Most Montana cattle probably don't get enough copper and zinc, said an expert at Montana
State University. Even in good forage years, Montana's legumes and grasses are often
deficient in these key trace minerals, said John Paterson, a beef specialist with
the MSU Extension Service.
Cattle need trace minerals for vitamin synthesis, hormone production, enzyme activity,
collagen formation, tissue synthesis, oxygen transport, energy production and other
physiological processes related to growth, reproduction and health, said Paterson
in a recent issue of the "Beef: Questions and Answers" newsletter.
Recent liver biopsies from cattle in southwest Montana suggest that 39 percent of
the cattle surveyed did not have adequate levels of copper in the liver. However,
cautioned Paterson, cattle in eastern Montana might have levels more similar to western
North and South Dakota, where up to 92 percent of cows were found to have inadequate
copper amounts in the liver.
A deficiency in copper or zinc can delay estrus, decrease conception rates and increase
dystocia in cows, and decrease libido, delay puberty and impair growth in bulls, said
Paterson. "I also believe that much of the foot-rot I see in Montana is related to
trace mineral deficiencies," said Paterson. "Zinc and iodine supplementation appears
to cure the problem."
In a Montana survey from a few years ago, most grasses, legumes and forage mixes were
found to be deficient in both copper and zinc. In addition, the survey found some
high ration of molybdenum, which can further decrease the animal's absorption of copper.
Water can also be a factor. Paterson said several water samples from central Montana
showed sulfate levels that were up to eight times higher than recommended. Such a
high ratio can also reduce the animal's utilization of copper.
Livestock producers who are concerned about trace mineral levels in their herds should analyze forages and livestock water for mineral content, said Paterson, particularly if cows are experiencing delayed or abnormal estrus, or other reproductive health problems.
The programs of the MSU Extension Service are available to all people regardless of race, color, national origin, gender, religion, age, disability, political beliefs, sexual orientation, and marital or family status. Issued in furtherance of cooperative extension work in agriculture and home economics, acts of May 8 and June 30, 1914, in cooperation with the U.S. Department of Agriculture, Dr. Douglas Steele, Vice Provost and Director, Extension Service, Montana State University, Bozeman, MT 59717.

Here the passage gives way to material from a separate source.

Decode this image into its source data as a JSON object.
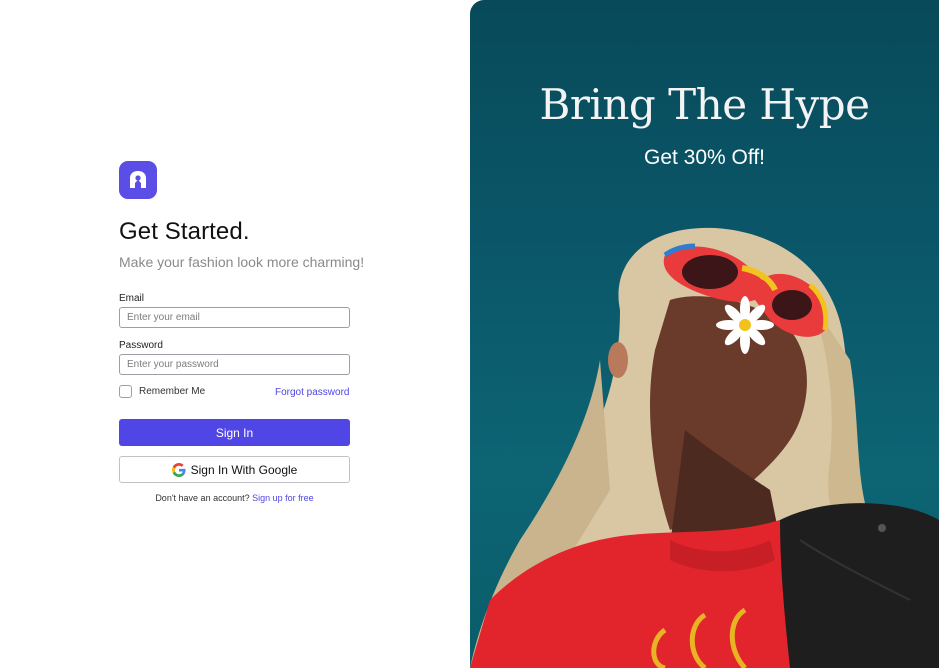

Montana State University Extension Service is an ADA/EO/AA/Veteran's Preference Employer and educational outreach provider.